Work instruction: Repeat every entry in the listing below, exactly.

Stored data:
**********

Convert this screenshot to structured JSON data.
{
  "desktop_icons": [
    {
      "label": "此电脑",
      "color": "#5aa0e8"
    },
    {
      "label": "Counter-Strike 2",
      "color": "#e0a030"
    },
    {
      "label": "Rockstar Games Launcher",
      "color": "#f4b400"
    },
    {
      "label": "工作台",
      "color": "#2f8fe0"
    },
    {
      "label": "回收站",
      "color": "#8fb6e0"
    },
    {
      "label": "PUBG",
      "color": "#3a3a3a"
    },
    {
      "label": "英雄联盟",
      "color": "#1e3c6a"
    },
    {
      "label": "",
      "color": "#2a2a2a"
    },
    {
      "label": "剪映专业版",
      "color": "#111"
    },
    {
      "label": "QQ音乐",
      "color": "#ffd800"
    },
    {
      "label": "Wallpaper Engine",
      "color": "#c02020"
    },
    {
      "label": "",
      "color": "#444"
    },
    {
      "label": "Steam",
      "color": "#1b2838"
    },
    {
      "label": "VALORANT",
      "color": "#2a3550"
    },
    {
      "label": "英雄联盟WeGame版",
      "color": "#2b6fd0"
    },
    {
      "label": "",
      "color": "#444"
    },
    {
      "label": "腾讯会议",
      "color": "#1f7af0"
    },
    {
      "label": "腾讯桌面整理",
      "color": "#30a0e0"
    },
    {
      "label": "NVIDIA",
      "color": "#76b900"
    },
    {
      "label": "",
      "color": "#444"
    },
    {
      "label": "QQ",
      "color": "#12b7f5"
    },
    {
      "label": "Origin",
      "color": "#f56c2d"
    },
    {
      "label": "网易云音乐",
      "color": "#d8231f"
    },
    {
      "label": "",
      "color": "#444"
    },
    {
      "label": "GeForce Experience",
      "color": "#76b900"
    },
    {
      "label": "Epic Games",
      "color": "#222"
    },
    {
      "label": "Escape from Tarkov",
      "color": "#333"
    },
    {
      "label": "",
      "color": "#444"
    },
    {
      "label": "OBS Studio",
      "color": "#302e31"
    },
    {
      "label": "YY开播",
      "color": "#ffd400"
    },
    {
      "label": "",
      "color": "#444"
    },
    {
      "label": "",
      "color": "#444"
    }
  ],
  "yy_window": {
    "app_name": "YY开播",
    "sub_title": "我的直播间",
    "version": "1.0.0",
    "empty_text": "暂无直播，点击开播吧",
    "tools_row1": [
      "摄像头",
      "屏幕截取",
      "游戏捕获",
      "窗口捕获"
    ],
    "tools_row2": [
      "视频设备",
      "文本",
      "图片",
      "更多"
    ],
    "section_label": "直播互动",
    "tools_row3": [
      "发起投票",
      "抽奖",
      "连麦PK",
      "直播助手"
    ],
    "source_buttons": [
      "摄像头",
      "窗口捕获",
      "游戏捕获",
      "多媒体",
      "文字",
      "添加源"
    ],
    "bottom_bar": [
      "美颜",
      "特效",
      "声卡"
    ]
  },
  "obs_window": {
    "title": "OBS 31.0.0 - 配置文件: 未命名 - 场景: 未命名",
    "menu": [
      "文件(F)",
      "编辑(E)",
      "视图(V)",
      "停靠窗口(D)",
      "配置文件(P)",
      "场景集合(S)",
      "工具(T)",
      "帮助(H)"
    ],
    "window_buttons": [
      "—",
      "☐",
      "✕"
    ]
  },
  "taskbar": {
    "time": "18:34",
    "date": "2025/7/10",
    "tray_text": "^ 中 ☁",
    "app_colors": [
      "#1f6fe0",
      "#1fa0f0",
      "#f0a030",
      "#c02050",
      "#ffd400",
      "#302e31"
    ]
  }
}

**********

Answer section:
Convert this screenshot to structured JSON data.
{
  "desktop_icons": [
    {
      "label": "此电脑",
      "color": "#5aa0e8"
    },
    {
      "label": "Counter-Strike 2",
      "color": "#e0a030"
    },
    {
      "label": "Rockstar Games Launcher",
      "color": "#f4b400"
    },
    {
      "label": "工作台",
      "color": "#2f8fe0"
    },
    {
      "label": "回收站",
      "color": "#8fb6e0"
    },
    {
      "label": "PUBG",
      "color": "#3a3a3a"
    },
    {
      "label": "英雄联盟",
      "color": "#1e3c6a"
    },
    {
      "label": "",
      "color": "#2a2a2a"
    },
    {
      "label": "剪映专业版",
      "color": "#111"
    },
    {
      "label": "QQ音乐",
      "color": "#ffd800"
    },
    {
      "label": "Wallpaper Engine",
      "color": "#c02020"
    },
    {
      "label": "",
      "color": "#444"
    },
    {
      "label": "Steam",
      "color": "#1b2838"
    },
    {
      "label": "VALORANT",
      "color": "#2a3550"
    },
    {
      "label": "英雄联盟WeGame版",
      "color": "#2b6fd0"
    },
    {
      "label": "",
      "color": "#444"
    },
    {
      "label": "腾讯会议",
      "color": "#1f7af0"
    },
    {
      "label": "腾讯桌面整理",
      "color": "#30a0e0"
    },
    {
      "label": "NVIDIA",
      "color": "#76b900"
    },
    {
      "label": "",
      "color": "#444"
    },
    {
      "label": "QQ",
      "color": "#12b7f5"
    },
    {
      "label": "Origin",
      "color": "#f56c2d"
    },
    {
      "label": "网易云音乐",
      "color": "#d8231f"
    },
    {
      "label": "",
      "color": "#444"
    },
    {
      "label": "GeForce Experience",
      "color": "#76b900"
    },
    {
      "label": "Epic Games",
      "color": "#222"
    },
    {
      "label": "Escape from Tarkov",
      "color": "#333"
    },
    {
      "label": "",
      "color": "#444"
    },
    {
      "label": "OBS Studio",
      "color": "#302e31"
    },
    {
      "label": "YY开播",
      "color": "#ffd400"
    },
    {
      "label": "",
      "color": "#444"
    },
    {
      "label": "",
      "color": "#444"
    }
  ],
  "yy_window": {
    "app_name": "YY开播",
    "sub_title": "我的直播间",
    "version": "1.0.0",
    "empty_text": "暂无直播，点击开播吧",
    "tools_row1": [
      "摄像头",
      "屏幕截取",
      "游戏捕获",
      "窗口捕获"
    ],
    "tools_row2": [
      "视频设备",
      "文本",
      "图片",
      "更多"
    ],
    "section_label": "直播互动",
    "tools_row3": [
      "发起投票",
      "抽奖",
      "连麦PK",
      "直播助手"
    ],
    "source_buttons": [
      "摄像头",
      "窗口捕获",
      "游戏捕获",
      "多媒体",
      "文字",
      "添加源"
    ],
    "bottom_bar": [
      "美颜",
      "特效",
      "声卡"
    ]
  },
  "obs_window": {
    "title": "OBS 31.0.0 - 配置文件: 未命名 - 场景: 未命名",
    "menu": [
      "文件(F)",
      "编辑(E)",
      "视图(V)",
      "停靠窗口(D)",
      "配置文件(P)",
      "场景集合(S)",
      "工具(T)",
      "帮助(H)"
    ],
    "window_buttons": [
      "—",
      "☐",
      "✕"
    ]
  },
  "taskbar": {
    "time": "18:34",
    "date": "2025/7/10",
    "tray_text": "^ 中 ☁",
    "app_colors": [
      "#1f6fe0",
      "#1fa0f0",
      "#f0a030",
      "#c02050",
      "#ffd400",
      "#302e31"
    ]
  }
}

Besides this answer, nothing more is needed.